Material to process:
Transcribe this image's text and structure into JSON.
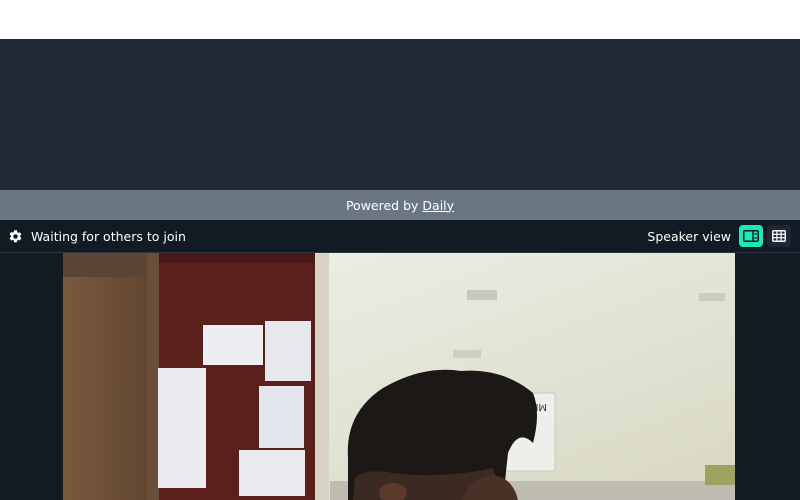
{
  "footer": {
    "powered_prefix": "Powered by",
    "powered_link": "Daily"
  },
  "call_bar": {
    "settings_icon": "gear-icon",
    "status": "Waiting for others to join",
    "view_label": "Speaker view",
    "speaker_view_icon": "speaker-view-icon",
    "grid_view_icon": "grid-view-icon",
    "active_view": "speaker"
  },
  "colors": {
    "dark_panel": "#222a38",
    "powered_bar": "#6b7683",
    "call_bar": "#121a24",
    "accent": "#1bebb9"
  }
}
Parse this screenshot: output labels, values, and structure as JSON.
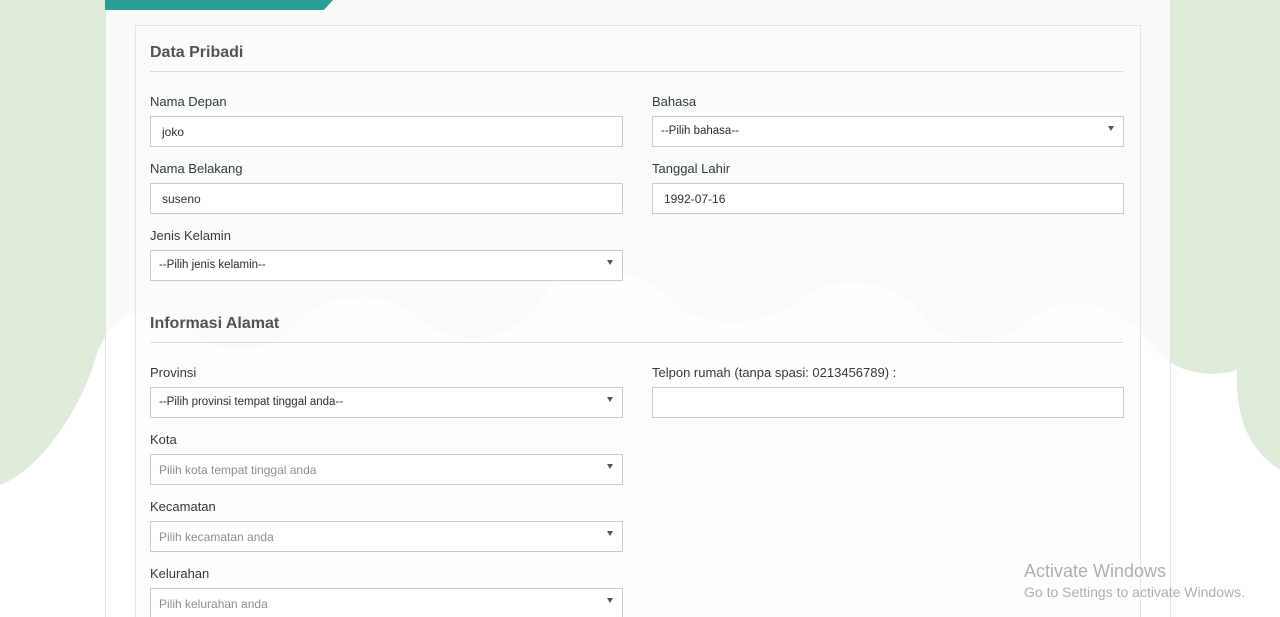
{
  "colors": {
    "accent": "#2a9d97",
    "background_blob": "#dfeadb"
  },
  "sections": {
    "personal_title": "Data Pribadi",
    "address_title": "Informasi Alamat"
  },
  "personal": {
    "first_name": {
      "label": "Nama Depan",
      "value": "joko"
    },
    "last_name": {
      "label": "Nama Belakang",
      "value": "suseno"
    },
    "gender": {
      "label": "Jenis Kelamin",
      "value": "--Pilih jenis kelamin--"
    },
    "language": {
      "label": "Bahasa",
      "value": "--Pilih bahasa--"
    },
    "birth_date": {
      "label": "Tanggal Lahir",
      "value": "1992-07-16"
    }
  },
  "address": {
    "province": {
      "label": "Provinsi",
      "value": "--Pilih provinsi tempat tinggal anda--"
    },
    "city": {
      "label": "Kota",
      "placeholder": "Pilih kota tempat tinggal anda"
    },
    "district": {
      "label": "Kecamatan",
      "placeholder": "Pilih kecamatan anda"
    },
    "village": {
      "label": "Kelurahan",
      "placeholder": "Pilih kelurahan anda"
    },
    "home_phone": {
      "label": "Telpon rumah (tanpa spasi: 0213456789) :",
      "value": ""
    }
  },
  "watermark": {
    "line1": "Activate Windows",
    "line2": "Go to Settings to activate Windows."
  },
  "icons": {
    "select_caret": "chevron-down-icon"
  }
}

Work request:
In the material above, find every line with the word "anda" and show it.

Answer for the task:
      "value": "--Pilih provinsi tempat tinggal anda--"
      "placeholder": "Pilih kota tempat tinggal anda"
      "placeholder": "Pilih kecamatan anda"
      "placeholder": "Pilih kelurahan anda"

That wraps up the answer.